(WHAT THE TASK REQUIRES):
Look through the data below. Show each line where the string "JSON" occurs.

Dataset rows for apps and sites
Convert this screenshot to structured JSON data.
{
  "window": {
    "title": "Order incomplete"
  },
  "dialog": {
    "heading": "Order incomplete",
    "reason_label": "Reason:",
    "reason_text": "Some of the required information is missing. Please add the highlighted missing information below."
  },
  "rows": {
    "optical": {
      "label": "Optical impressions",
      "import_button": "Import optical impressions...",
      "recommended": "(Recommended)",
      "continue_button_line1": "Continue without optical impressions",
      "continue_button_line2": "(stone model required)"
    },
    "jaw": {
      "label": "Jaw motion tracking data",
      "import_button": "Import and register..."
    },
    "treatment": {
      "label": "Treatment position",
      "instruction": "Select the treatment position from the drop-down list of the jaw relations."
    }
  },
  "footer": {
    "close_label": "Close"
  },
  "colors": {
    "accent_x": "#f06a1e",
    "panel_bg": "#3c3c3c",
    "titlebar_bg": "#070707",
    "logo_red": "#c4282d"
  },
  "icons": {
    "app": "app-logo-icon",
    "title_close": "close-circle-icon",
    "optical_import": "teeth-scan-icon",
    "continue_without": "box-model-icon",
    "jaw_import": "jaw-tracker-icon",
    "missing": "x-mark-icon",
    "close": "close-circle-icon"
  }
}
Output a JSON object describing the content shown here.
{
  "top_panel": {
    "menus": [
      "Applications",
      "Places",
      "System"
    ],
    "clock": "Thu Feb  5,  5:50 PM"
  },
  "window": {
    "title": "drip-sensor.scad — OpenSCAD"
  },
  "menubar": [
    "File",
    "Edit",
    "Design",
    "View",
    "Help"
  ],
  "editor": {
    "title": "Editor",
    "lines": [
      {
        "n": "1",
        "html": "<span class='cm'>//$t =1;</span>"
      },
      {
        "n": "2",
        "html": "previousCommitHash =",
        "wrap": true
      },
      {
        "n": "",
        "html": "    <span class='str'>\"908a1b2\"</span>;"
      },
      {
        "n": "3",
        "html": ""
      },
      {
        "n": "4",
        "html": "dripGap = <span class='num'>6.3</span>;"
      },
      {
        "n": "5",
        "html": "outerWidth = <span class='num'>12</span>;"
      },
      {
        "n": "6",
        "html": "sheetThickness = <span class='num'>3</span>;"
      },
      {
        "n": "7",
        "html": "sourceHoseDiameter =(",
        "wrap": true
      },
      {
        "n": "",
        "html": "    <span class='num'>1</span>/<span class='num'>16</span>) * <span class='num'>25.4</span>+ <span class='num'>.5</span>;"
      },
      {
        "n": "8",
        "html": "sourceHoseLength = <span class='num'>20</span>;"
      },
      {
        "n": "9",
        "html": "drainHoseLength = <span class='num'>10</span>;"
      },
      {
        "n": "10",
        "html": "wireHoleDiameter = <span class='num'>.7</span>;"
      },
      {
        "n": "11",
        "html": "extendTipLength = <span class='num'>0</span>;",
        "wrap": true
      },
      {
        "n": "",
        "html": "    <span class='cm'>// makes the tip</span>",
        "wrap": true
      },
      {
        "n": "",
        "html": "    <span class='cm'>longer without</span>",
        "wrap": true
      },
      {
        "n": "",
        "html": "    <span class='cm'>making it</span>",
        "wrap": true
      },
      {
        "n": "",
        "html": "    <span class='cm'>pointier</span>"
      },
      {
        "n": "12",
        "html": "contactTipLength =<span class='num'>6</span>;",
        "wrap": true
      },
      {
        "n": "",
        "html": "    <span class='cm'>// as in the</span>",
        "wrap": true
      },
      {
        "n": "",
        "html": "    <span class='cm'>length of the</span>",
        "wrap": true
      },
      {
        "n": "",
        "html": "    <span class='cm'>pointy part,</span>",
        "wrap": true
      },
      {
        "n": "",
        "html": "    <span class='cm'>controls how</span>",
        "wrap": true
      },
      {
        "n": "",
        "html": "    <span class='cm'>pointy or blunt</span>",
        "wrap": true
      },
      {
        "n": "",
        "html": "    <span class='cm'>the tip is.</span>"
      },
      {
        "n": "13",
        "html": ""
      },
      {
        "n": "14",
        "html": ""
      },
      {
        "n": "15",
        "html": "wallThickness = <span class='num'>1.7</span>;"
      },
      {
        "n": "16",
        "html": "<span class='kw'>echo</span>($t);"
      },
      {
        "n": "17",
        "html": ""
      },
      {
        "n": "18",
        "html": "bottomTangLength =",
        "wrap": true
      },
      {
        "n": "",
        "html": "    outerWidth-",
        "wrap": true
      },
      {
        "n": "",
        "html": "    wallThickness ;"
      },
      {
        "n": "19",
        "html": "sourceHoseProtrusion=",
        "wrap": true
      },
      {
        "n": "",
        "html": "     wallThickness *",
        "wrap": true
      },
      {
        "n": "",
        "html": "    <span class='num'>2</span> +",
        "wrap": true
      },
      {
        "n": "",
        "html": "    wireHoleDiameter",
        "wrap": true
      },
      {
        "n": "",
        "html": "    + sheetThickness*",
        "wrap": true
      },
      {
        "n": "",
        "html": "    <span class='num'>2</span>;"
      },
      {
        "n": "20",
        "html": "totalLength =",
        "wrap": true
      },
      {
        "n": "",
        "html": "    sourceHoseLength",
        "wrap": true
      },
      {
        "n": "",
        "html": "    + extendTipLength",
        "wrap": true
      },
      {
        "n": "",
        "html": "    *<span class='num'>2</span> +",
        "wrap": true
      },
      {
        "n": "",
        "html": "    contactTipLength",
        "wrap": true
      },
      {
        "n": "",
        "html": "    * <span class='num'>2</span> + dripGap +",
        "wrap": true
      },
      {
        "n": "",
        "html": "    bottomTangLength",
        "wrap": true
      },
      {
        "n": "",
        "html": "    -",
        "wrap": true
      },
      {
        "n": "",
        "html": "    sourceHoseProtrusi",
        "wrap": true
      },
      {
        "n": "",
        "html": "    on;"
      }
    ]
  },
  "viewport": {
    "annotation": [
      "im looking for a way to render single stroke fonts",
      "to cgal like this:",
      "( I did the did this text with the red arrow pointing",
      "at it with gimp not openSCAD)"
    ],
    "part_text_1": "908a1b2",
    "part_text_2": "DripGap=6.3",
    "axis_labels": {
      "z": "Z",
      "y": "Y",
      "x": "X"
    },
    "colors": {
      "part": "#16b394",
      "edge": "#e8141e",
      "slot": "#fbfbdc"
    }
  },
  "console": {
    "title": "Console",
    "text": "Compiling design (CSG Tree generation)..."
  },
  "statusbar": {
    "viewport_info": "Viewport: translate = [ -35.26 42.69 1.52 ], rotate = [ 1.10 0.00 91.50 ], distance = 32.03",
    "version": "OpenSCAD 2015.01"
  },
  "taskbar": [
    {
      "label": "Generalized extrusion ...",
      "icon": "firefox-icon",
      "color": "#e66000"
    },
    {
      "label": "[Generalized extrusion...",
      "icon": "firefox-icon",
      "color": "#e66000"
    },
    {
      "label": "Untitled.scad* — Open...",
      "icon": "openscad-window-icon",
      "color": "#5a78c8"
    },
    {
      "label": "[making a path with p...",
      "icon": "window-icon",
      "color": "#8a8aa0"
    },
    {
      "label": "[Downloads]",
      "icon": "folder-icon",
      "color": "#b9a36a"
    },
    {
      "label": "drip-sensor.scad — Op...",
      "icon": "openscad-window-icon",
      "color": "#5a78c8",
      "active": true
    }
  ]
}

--

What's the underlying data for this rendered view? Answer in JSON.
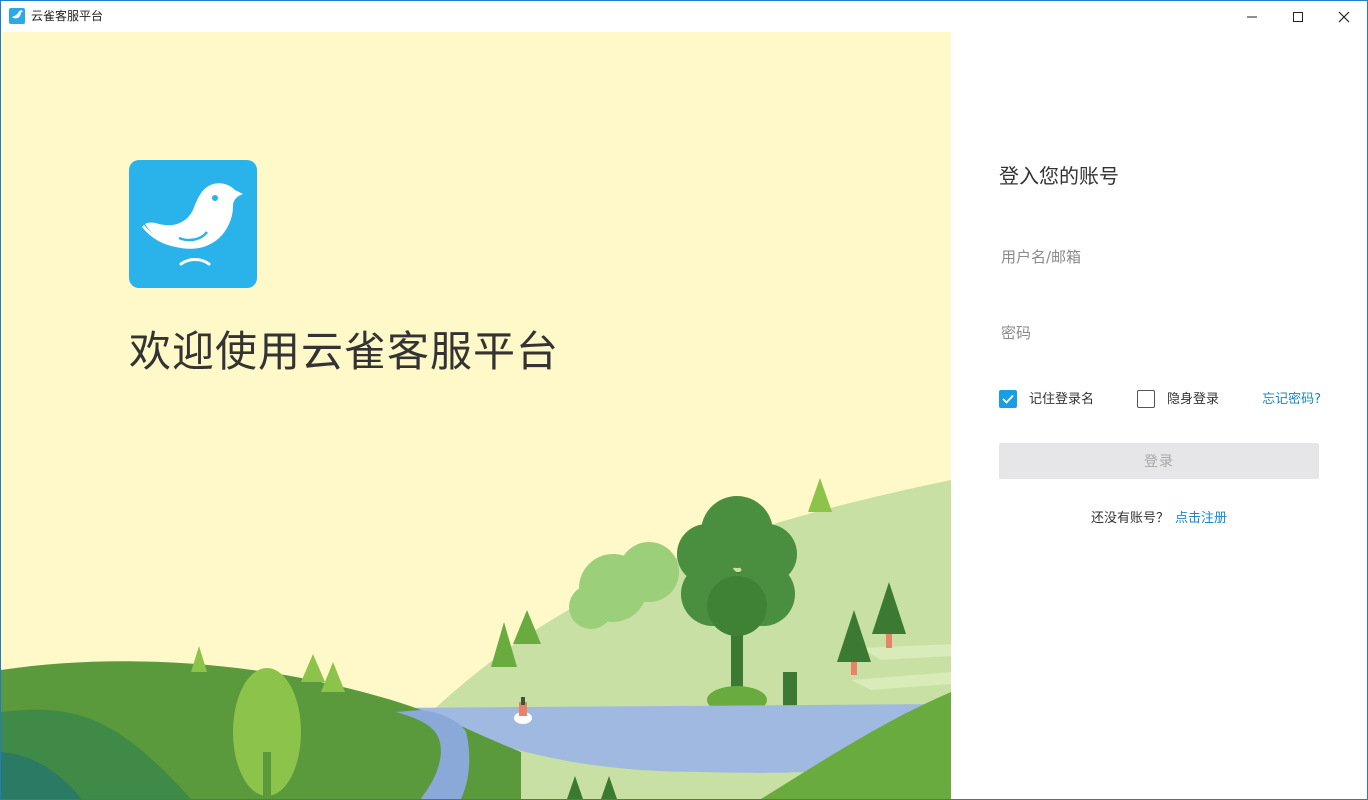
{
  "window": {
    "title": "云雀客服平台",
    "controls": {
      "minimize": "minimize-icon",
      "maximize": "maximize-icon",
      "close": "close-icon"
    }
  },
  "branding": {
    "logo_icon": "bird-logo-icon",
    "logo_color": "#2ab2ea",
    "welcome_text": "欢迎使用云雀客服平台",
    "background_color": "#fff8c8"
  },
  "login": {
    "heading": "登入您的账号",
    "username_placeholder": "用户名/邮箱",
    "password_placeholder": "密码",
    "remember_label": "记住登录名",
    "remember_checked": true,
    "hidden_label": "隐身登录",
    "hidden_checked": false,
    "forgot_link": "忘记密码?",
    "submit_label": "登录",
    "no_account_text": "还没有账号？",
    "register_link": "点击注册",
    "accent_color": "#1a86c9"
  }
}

(FINISHED EXERCISE):
Convert this screenshot to structured JSON data.
Output a JSON object describing the content shown here.
What's the underlying data for this rendered view? Answer in JSON.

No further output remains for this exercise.